How many lines below contain the string "self"? Reply with the figure and no further words.

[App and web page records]
○ ○ ○ ○

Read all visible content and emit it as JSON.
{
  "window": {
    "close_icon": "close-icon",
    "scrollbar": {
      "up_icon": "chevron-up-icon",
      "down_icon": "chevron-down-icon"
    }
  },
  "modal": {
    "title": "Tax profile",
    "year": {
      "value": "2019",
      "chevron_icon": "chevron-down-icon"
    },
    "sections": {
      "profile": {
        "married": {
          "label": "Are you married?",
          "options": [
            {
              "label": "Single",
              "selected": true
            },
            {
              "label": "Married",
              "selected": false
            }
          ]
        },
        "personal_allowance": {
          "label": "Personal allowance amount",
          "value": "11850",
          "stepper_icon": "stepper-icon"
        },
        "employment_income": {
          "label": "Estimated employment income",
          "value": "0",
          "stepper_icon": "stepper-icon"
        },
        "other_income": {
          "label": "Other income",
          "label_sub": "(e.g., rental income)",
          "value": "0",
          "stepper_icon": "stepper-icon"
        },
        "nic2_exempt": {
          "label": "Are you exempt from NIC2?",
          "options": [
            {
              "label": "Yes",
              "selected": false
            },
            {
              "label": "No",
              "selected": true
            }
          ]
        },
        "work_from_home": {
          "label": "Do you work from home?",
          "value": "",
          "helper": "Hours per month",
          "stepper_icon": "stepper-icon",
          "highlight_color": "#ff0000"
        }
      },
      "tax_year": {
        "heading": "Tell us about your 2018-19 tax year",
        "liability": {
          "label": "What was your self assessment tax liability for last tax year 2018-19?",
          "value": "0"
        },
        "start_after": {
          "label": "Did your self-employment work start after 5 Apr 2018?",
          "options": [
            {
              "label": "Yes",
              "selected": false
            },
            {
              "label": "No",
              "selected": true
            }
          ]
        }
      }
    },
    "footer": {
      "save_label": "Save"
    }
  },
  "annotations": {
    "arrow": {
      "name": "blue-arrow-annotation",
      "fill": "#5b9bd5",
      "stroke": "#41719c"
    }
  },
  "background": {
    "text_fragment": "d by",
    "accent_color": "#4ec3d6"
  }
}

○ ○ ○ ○

- **EXERCISE RESPONSE**
2